I am not able to either reproduce or understand your problem: when clicking on button1 the page y gets value of button1 only. When clicking on button 2 only value of button 2 appears in y. Thus, it work's on my PC
1 week ago
Problem may be that the DOM is not ready when this code is executed. In plain JScript this code should be inside a handler called after html document has been loaded.

E.g. body element defines the onload handler that calls myFun.

<body onload="myFun()">

Tim Holloway wrote: Java, for example, requires a lot more time to be spent up front, less afterwards. Interpreted languages are generally quick to code, but more likely to blow up later in the lifecycle.Execution speed, however is another matter.
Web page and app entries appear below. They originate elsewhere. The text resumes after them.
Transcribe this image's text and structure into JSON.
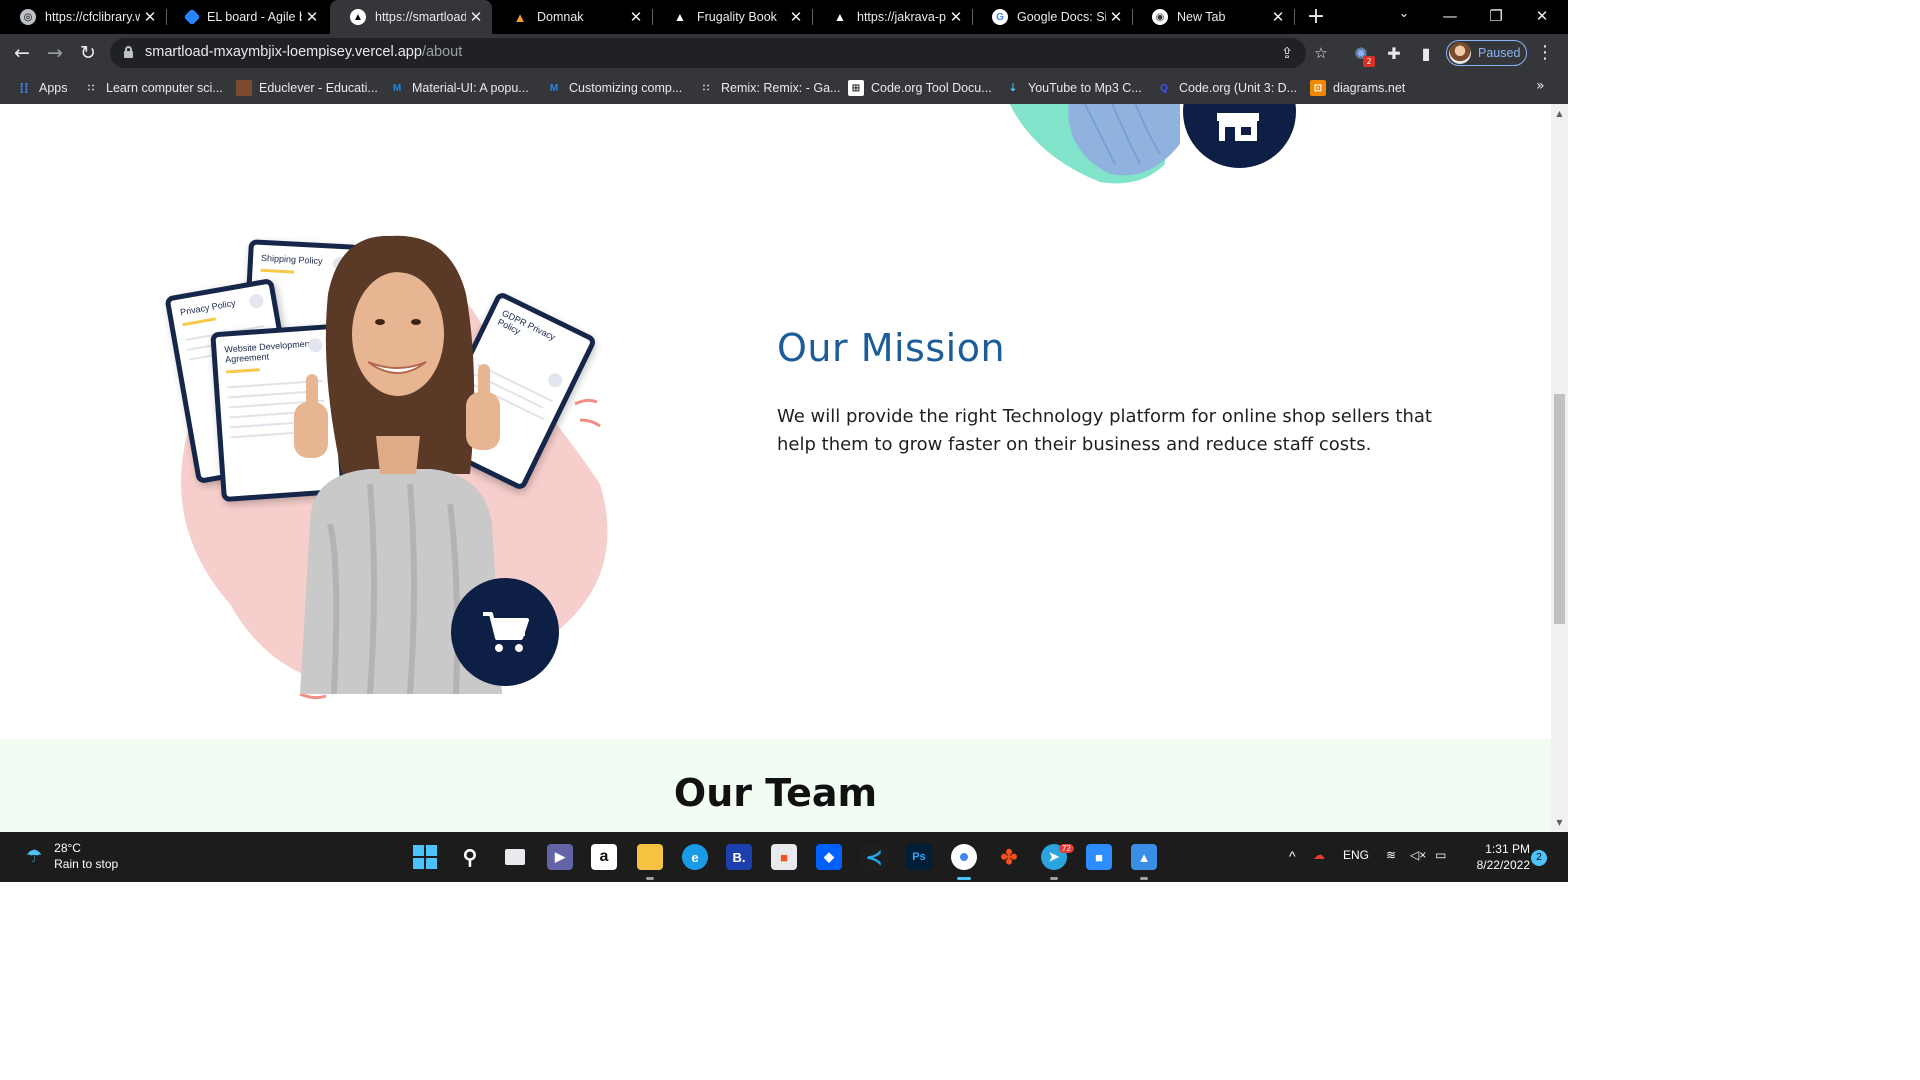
{
  "browser": {
    "tabs": [
      {
        "title": "https://cfclibrary.w",
        "active": false
      },
      {
        "title": "EL board - Agile b",
        "active": false
      },
      {
        "title": "https://smartload",
        "active": true
      },
      {
        "title": "Domnak",
        "active": false
      },
      {
        "title": "Frugality Book",
        "active": false
      },
      {
        "title": "https://jakrava-pl",
        "active": false
      },
      {
        "title": "Google Docs: Sig",
        "active": false
      },
      {
        "title": "New Tab",
        "active": false
      }
    ],
    "address": {
      "host": "smartload-mxaymbjix-loempisey.vercel.app",
      "path": "/about"
    },
    "profile_status": "Paused",
    "extension_badge": "2",
    "bookmarks": [
      {
        "label": "Apps"
      },
      {
        "label": "Learn computer sci..."
      },
      {
        "label": "Educlever - Educati..."
      },
      {
        "label": "Material-UI: A popu..."
      },
      {
        "label": "Customizing comp..."
      },
      {
        "label": "Remix: Remix: - Ga..."
      },
      {
        "label": "Code.org Tool Docu..."
      },
      {
        "label": "YouTube to Mp3 C..."
      },
      {
        "label": "Code.org (Unit 3: D..."
      },
      {
        "label": "diagrams.net"
      }
    ],
    "bookmarks_more": "»"
  },
  "page": {
    "mission": {
      "title": "Our Mission",
      "text": "We will provide the right Technology platform for online shop sellers that help them to grow faster on their business and reduce staff costs."
    },
    "illustration": {
      "docs": [
        "Shipping Policy",
        "Privacy Policy",
        "Website Development Agreement",
        "GDPR Privacy Policy"
      ]
    },
    "team": {
      "title": "Our Team"
    }
  },
  "taskbar": {
    "weather": {
      "temp": "28°C",
      "desc": "Rain to stop"
    },
    "tray": {
      "language": "ENG",
      "time": "1:31 PM",
      "date": "8/22/2022",
      "notifications": "2",
      "telegram_badge": "72"
    }
  },
  "colors": {
    "accent_blue": "#1c5d99",
    "navy": "#0e1f45",
    "team_band": "#f1fcf3",
    "blob_pink": "#f4c7c3",
    "mint": "#7fe0c7"
  }
}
My point in the answer above is that Python packages do not necessarily only Python code. Instead Python often is only a binding layer around binary code written e.g. in C/C++. This is especially true for big data handling.

Thus, using a Python module for big data means that one is NOT using pure interpreted code or only Python.

Let's examine the content of python3-numpy rpm in my Fedora box: you can see a lot of shared objects (DLLs in Windows) included.

1 week ago
The workhorse for big data applications using Python is according to my knowledge not the Python bytecode rather than binary native libraries included in Python modules. This way I assume that performance difference should not be so dramatic.
2 weeks ago
MySQL bind string literals to an numeric index value. latter value is used for ordering the values.

Any additional information is a matter of the implementation. You as user should not care with it rather than just interacting with the SQL interface.

quarkus in my understanding is used to  compile java  to native code. This native binaries  cannot be integrated like JVM class or jar files.

Quarkus can also compiled to JVM class files but I think that is used only for verfication.
3 weeks ago

Alexander Green wrote:Thank you !
and how about if has composite index on A B but search only by B? Will the index likely be used?

No, that's conceptionally the same case as above where index was (A,B,C) and search uses (A,B). Sorry in my previous message I used subset instead of superset. I will correct that ASAP

Thus, the query search expression must include all parts of the index that may be used.

index (A,B,C) Search must be (A,B,C) + something in addition. E.g. query search (A,B,C,D) could be used but (A,B) not. Thus, query search must be a superset of the index.
The preferred way should be probably to have a REST API implemented in Spring and use React in combination with Redux on client side. Redux acts as an in-memory data storage that cab be queried by React components and updated from Javascript functions fetching data from Spring backend.

An example is HERE and the picture from the same site show the overall architecture of this approach.

Short answer is no.

If the search is not compatible with the index then the index will not be used.  The query must be based on a search that is a subset superset of the index expression thus (A,B,C) in your case.

There is a tool in PostgreSQL as other RDBMSs too named EXPLAIN for analyzing SQL queries. The usage of it is somehow different between Oracle DB, MySQL/MariaDb and PostgrSQL. Here is a link to a tutorial explaining 'explain'.

Basically, explain shows what the DB will do to resolve the query. Among other things it will show you the usage of indexes too.

In case you mean to render inside a web (=html) page you should have a look at the HTML element .
3 weeks ago
When the user is already authenticated by the middleware before reaching your code, you can get the user principle from request. And from Principle instance retrieve the user name.

3 weeks ago
In my understanding Selenium Webdriver can handle the starting of a download. Then the used browser will download the file and store it to disk.

Further handling of the file depends on the configuration in your operating system and how given file types are processed or read. This should be out of reach of Web client testing tools such as Selenium or Testcafe.

For doing more testing you may consider using Robot Framework that has broader testing functionality and is NOT restricted to the browser. Robot Framework may use Selenium through an adapter module and may do additional checks and actions with downloaded content.

Some article/tutorial:

Robot FW links:
1 month ago